Element data from apps and pages
↓↓↓

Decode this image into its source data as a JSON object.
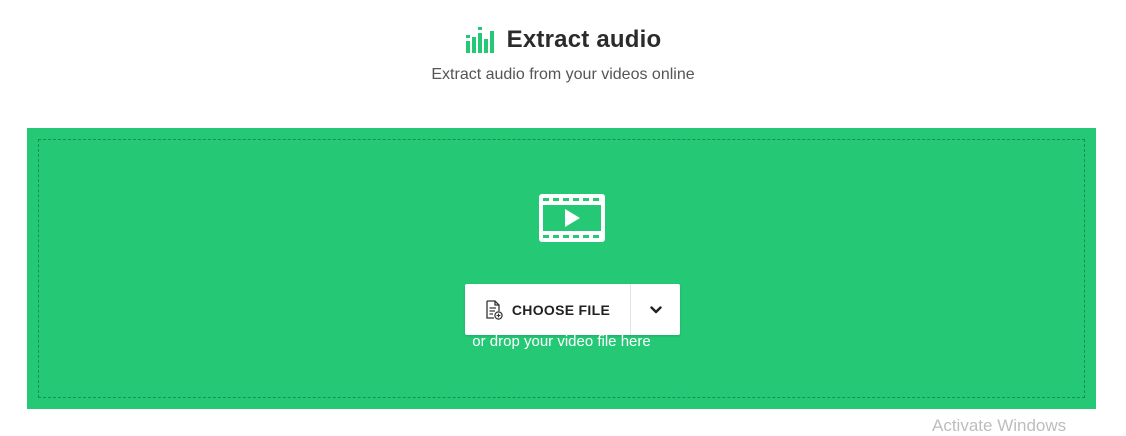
{
  "header": {
    "title": "Extract audio",
    "subtitle": "Extract audio from your videos online",
    "title_icon": "audio-bars-icon"
  },
  "dropzone": {
    "background_color": "#24c875",
    "icon": "video-play-icon",
    "choose_file_label": "CHOOSE FILE",
    "choose_file_icon": "file-add-icon",
    "dropdown_icon": "chevron-down-icon",
    "hint": "or drop your video file here"
  },
  "os_overlay": {
    "watermark": "Activate Windows"
  },
  "colors": {
    "accent_green": "#24c875",
    "title_text": "#2b2b2b",
    "subtitle_text": "#555555"
  }
}
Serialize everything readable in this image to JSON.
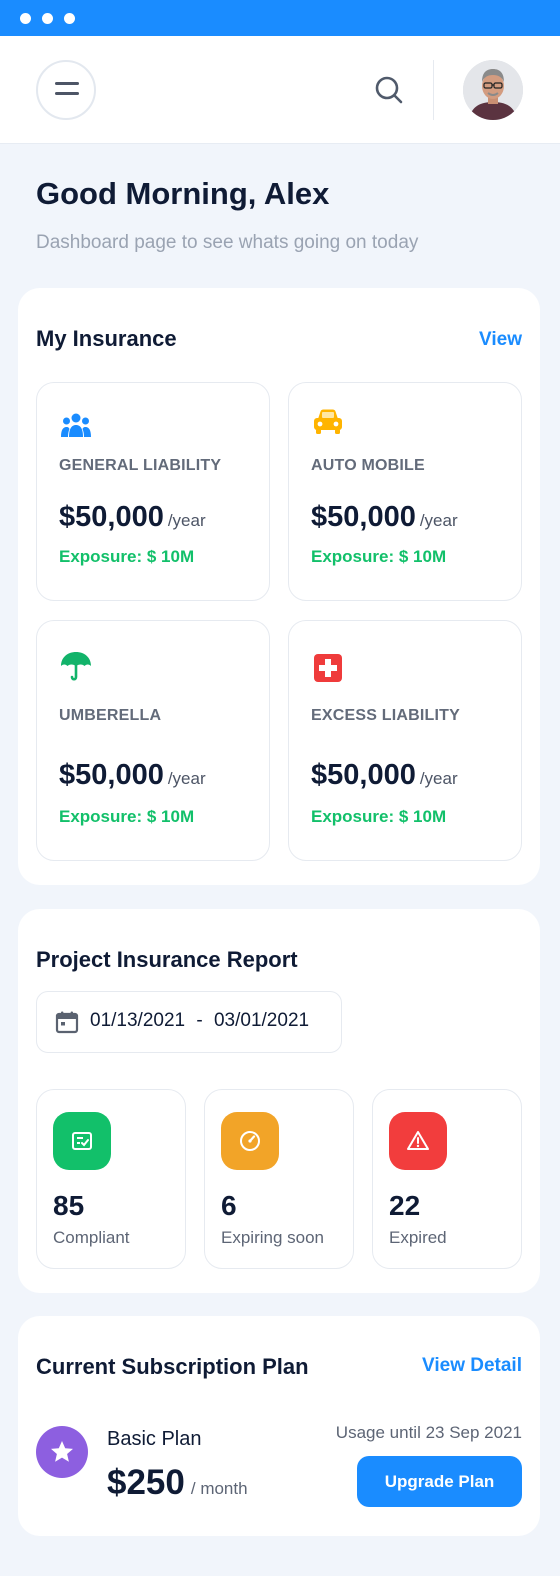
{
  "header": {
    "menu_icon": "hamburger-icon",
    "search_icon": "search-icon",
    "avatar": "user-avatar"
  },
  "greeting": {
    "title": "Good Morning, Alex",
    "subtitle": "Dashboard page to see whats going on today"
  },
  "my_insurance": {
    "title": "My Insurance",
    "view_label": "View",
    "cards": [
      {
        "icon": "people-icon",
        "name": "GENERAL LIABILITY",
        "price": "$50,000",
        "period": "/year",
        "exposure": "Exposure: $ 10M",
        "icon_color": "#1a8cff"
      },
      {
        "icon": "car-icon",
        "name": "AUTO MOBILE",
        "price": "$50,000",
        "period": "/year",
        "exposure": "Exposure: $ 10M",
        "icon_color": "#ffb400"
      },
      {
        "icon": "umbrella-icon",
        "name": "UMBERELLA",
        "price": "$50,000",
        "period": "/year",
        "exposure": "Exposure: $ 10M",
        "icon_color": "#12b36a"
      },
      {
        "icon": "medical-cross-icon",
        "name": "EXCESS LIABILITY",
        "price": "$50,000",
        "period": "/year",
        "exposure": "Exposure: $ 10M",
        "icon_color": "#ef3b3b"
      }
    ]
  },
  "report": {
    "title": "Project Insurance Report",
    "date_from": "01/13/2021",
    "date_separator": "-",
    "date_to": "03/01/2021",
    "stats": [
      {
        "icon": "checklist-icon",
        "value": "85",
        "label": "Compliant",
        "color": "#12c06a"
      },
      {
        "icon": "gauge-icon",
        "value": "6",
        "label": "Expiring soon",
        "color": "#f2a428"
      },
      {
        "icon": "warning-icon",
        "value": "22",
        "label": "Expired",
        "color": "#f23d3d"
      }
    ]
  },
  "subscription": {
    "title": "Current Subscription Plan",
    "view_detail_label": "View Detail",
    "plan_icon": "star-icon",
    "plan_name": "Basic Plan",
    "price": "$250",
    "period": "/ month",
    "usage": "Usage until 23 Sep 2021",
    "upgrade_label": "Upgrade Plan"
  },
  "colors": {
    "accent": "#1a8cff",
    "exposure": "#12c06a",
    "background": "#f1f5fb"
  }
}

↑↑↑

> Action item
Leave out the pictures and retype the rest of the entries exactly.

> Task response
Decode this image into its source data as a JSON object.
{
  "header": {
    "title": "Extract audio",
    "subtitle": "Extract audio from your videos online",
    "title_icon": "audio-bars-icon"
  },
  "dropzone": {
    "background_color": "#24c875",
    "icon": "video-play-icon",
    "choose_file_label": "CHOOSE FILE",
    "choose_file_icon": "file-add-icon",
    "dropdown_icon": "chevron-down-icon",
    "hint": "or drop your video file here"
  },
  "os_overlay": {
    "watermark": "Activate Windows"
  },
  "colors": {
    "accent_green": "#24c875",
    "title_text": "#2b2b2b",
    "subtitle_text": "#555555"
  }
}
Serialize everything readable in this image to JSON.
{
  "header": {
    "menu_icon": "hamburger-icon",
    "search_icon": "search-icon",
    "avatar": "user-avatar"
  },
  "greeting": {
    "title": "Good Morning, Alex",
    "subtitle": "Dashboard page to see whats going on today"
  },
  "my_insurance": {
    "title": "My Insurance",
    "view_label": "View",
    "cards": [
      {
        "icon": "people-icon",
        "name": "GENERAL LIABILITY",
        "price": "$50,000",
        "period": "/year",
        "exposure": "Exposure: $ 10M",
        "icon_color": "#1a8cff"
      },
      {
        "icon": "car-icon",
        "name": "AUTO MOBILE",
        "price": "$50,000",
        "period": "/year",
        "exposure": "Exposure: $ 10M",
        "icon_color": "#ffb400"
      },
      {
        "icon": "umbrella-icon",
        "name": "UMBERELLA",
        "price": "$50,000",
        "period": "/year",
        "exposure": "Exposure: $ 10M",
        "icon_color": "#12b36a"
      },
      {
        "icon": "medical-cross-icon",
        "name": "EXCESS LIABILITY",
        "price": "$50,000",
        "period": "/year",
        "exposure": "Exposure: $ 10M",
        "icon_color": "#ef3b3b"
      }
    ]
  },
  "report": {
    "title": "Project Insurance Report",
    "date_from": "01/13/2021",
    "date_separator": "-",
    "date_to": "03/01/2021",
    "stats": [
      {
        "icon": "checklist-icon",
        "value": "85",
        "label": "Compliant",
        "color": "#12c06a"
      },
      {
        "icon": "gauge-icon",
        "value": "6",
        "label": "Expiring soon",
        "color": "#f2a428"
      },
      {
        "icon": "warning-icon",
        "value": "22",
        "label": "Expired",
        "color": "#f23d3d"
      }
    ]
  },
  "subscription": {
    "title": "Current Subscription Plan",
    "view_detail_label": "View Detail",
    "plan_icon": "star-icon",
    "plan_name": "Basic Plan",
    "price": "$250",
    "period": "/ month",
    "usage": "Usage until 23 Sep 2021",
    "upgrade_label": "Upgrade Plan"
  },
  "colors": {
    "accent": "#1a8cff",
    "exposure": "#12c06a",
    "background": "#f1f5fb"
  }
}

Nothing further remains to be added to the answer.